We did our due diligence and contacted several solid B2B website hosting firms. We got the same answer every time: we’ll only create a unique agreement under SLA, which will likely cost thousands of dollars per month.
At the end of the day, we were able to convince the client that no reputable hosting firm would offer an SLA for the price they were going to pay. Hosting companies rely on regularity to keep their costs down. If one client needs more attention than others, that client will need to pay for a unique agreement.
The client eventually went with the first hosting company we recommended and they’ve been very happy with the choice. Turns out an SLA wasn’t necessary after all.
Lesson Learned: If you want special treatment, you’ll likely end up paying an arm and a leg for it. But the regular treatment at a quality hosting company is typically all you need!
What You Can’t See Will Get You
Our third and final story is about a client who was a subsidiary of a global, well-recognized brand. They said they needed to host the site internally for security reasons. Initially, we were fine with it because they had quite a few technical people on their team and we were confident in their skills.

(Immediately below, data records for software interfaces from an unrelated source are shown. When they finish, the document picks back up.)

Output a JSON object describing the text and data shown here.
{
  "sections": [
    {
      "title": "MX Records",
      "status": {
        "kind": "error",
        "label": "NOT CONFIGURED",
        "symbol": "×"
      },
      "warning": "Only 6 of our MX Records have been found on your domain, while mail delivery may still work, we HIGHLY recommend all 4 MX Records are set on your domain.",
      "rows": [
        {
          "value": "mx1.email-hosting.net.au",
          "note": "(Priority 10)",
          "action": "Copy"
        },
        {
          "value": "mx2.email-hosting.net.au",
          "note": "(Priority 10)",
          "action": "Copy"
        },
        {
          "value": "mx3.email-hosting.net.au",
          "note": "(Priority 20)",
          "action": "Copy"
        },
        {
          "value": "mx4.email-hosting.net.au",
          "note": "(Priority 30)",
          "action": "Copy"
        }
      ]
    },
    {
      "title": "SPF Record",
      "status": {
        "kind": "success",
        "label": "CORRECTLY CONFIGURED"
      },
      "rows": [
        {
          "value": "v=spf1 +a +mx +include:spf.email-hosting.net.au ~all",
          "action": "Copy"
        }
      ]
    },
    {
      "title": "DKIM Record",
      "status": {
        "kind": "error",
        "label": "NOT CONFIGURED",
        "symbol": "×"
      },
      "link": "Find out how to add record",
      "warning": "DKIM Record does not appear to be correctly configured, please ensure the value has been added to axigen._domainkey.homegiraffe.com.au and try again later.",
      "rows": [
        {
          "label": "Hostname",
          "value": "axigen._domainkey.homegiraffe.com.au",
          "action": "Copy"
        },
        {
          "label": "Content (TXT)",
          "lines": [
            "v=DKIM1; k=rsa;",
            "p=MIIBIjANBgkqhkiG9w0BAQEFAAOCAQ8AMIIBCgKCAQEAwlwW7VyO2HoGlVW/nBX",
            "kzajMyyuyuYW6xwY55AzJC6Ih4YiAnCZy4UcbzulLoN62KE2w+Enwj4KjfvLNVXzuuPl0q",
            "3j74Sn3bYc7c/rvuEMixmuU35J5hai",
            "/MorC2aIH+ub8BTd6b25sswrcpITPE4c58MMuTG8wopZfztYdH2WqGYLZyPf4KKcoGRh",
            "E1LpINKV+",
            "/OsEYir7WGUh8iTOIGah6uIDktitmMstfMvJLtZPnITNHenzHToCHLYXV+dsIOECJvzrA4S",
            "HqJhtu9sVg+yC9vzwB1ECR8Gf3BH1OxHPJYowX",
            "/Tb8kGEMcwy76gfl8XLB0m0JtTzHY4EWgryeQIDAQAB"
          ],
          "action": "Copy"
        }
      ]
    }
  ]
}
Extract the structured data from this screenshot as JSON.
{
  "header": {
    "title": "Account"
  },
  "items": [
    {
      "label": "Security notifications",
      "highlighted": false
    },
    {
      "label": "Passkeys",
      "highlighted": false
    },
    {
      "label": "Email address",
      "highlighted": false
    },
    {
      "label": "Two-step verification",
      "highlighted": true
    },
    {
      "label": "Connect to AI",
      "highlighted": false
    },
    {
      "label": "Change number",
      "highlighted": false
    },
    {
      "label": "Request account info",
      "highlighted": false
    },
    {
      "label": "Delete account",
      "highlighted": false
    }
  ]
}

Unfortunately, as we’ve seen many times, it didn’t come down to how many people were on the technical team—or even how talented the technical team was. It all came down to the right experience.
After locking down the server due to security requirements, no one on the client side was able to login to WordPress. Isn’t that your worse fear realized? A marketing team that is no longer able to login to post a press release, promote an event, or accomplish any other tasks! While we were never able to fully verify this, it looked like users who had visited the site previously may not even be able to see that B2B website! (At least that was the experience we had in the Bop office.)
It took about three months for the technical and security teams to work together to figure this out. At Bop Design, we did what we could—but not having a sysadmin on staff, there was a limit to the help we were able to provide.
This scary tale does have a happy ending. The client’s technical team was eventually able to fix the issue and now the website is running smoothly. It took a mindset shift for them. They had certain expectations about how WordPress would function that were not correct. We were able to help them come up with a solution that met their security needs while still allowing the B2B marketing team to use the website.
Lesson Learned: If you have high security requirements, make sure you’re aware of how those requirements impact WordPress. And maybe consider letting a third-party hosting company handle all of the security for you!
Do you have a web hosting horror story? Let us know in the comments below.